Frequently asked questions

What is the primary market, and how does it differ from the secondary market?

The primary market is where securities are initially issued by companies and sold directly to investors, often through processes like initial public offerings (IPOs). In contrast, the secondary market is where these securities are traded among investors after their initial issuance.

What types of securities are traded in the secondary market?

While stocks are the most commonly traded securities, the secondary market also includes bonds, mutual funds, and other financial assets. Mortgage securities, such as those traded by entities like Fannie Mae, are another example of securities in the secondary market.

How does the secondary market contribute to financial liquidity?

The secondary market plays a crucial role in providing liquidity to investors. It offers a platform where securities can be bought and sold quickly, ensuring investors have access to cash when needed. This liquidity is essential for the functioning of the financial system.

What are the major stock exchanges considered part of the secondary market?

Major stock exchanges in the secondary market include the New York Stock Exchange (NYSE), NASDAQ, London Stock Exchange (LSE), Hong Kong Stock Exchange, Bombay Stock Exchange, and Frankfurt Stock Exchange, among others.

Can individual investors participate in the secondary market?

Yes, individual investors can actively participate in the secondary market. Online brokerage platforms have made it easier than ever for individuals to buy and sell stocks, bonds, and other securities on these markets.

How are prices determined in the secondary market?

Unlike the primary market, where prices are often predetermined, prices in the secondary market are determined by the forces of supply and demand. If more investors want to buy a particular security, its price will typically rise, and vice versa.

What is the role of broker-dealers in the secondary market?

Broker-dealers facilitate trades in the secondary market by acting as intermediaries between buyers and sellers. They help match buyers with sellers and ensure that transactions are executed efficiently.

Why is the secondary market essential for small traders?

The secondary market provides a level playing field for both large and small traders. It allows smaller investors to participate in the market, giving them access to the same securities and opportunities as larger institutional investors.

Are there risks associated with investing in the secondary market?

Yes, there are risks in the secondary market, including the potential for loss of capital due to fluctuations in security prices. It’s essential for investors to conduct thorough research and consider their risk tolerance before participating in this market.

How can I stay informed about the performance of the secondary market?

Investors can stay informed about the secondary market by regularly checking financial news sources, following stock market indices, and using brokerage platforms that provide real-time market data and analysis.

Can the secondary market impact the broader economy?

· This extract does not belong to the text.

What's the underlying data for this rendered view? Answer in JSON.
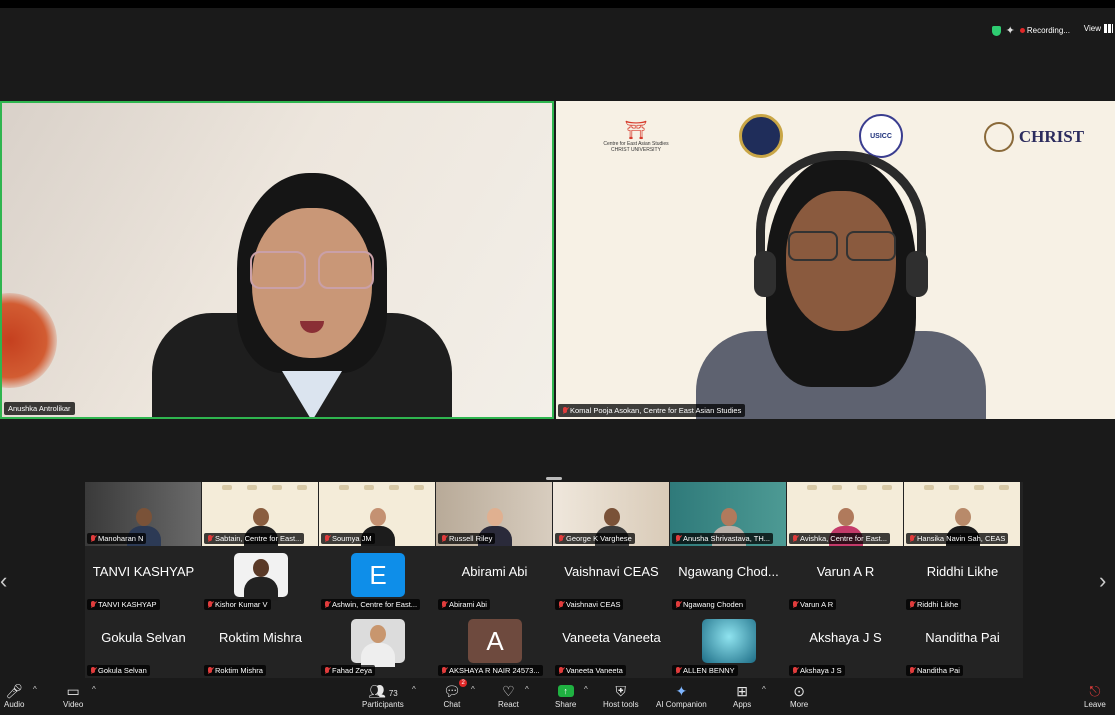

Yes, the performance of the secondary market can have significant implications for the broader economy. It reflects investor sentiment and can influence consumer and business confidence, as well as economic growth and stability.

Key takeaways

  • The secondary market provides investors and traders with a place to trade securities after they are put up for sale on the primary market.
  • Investors trade securities on the secondary market with one another rather than with the issuing entity.
  • Through a series of interconnected trades, the secondary market drives the price of securities toward their actual value.
  • The secondary market provides liquidity to the financial system and allows smaller traders to participate.
  • The stock market and over-the-counter markets are types of secondary markets.
View Article Sources
  1. Secondary Market – Securities and Exchange Commission
  2. Secondary market of Government securities – Bangladesh Bank
  3. The Impact of the Secondary Market on a Supply Chain – Stanford Graduate School of Business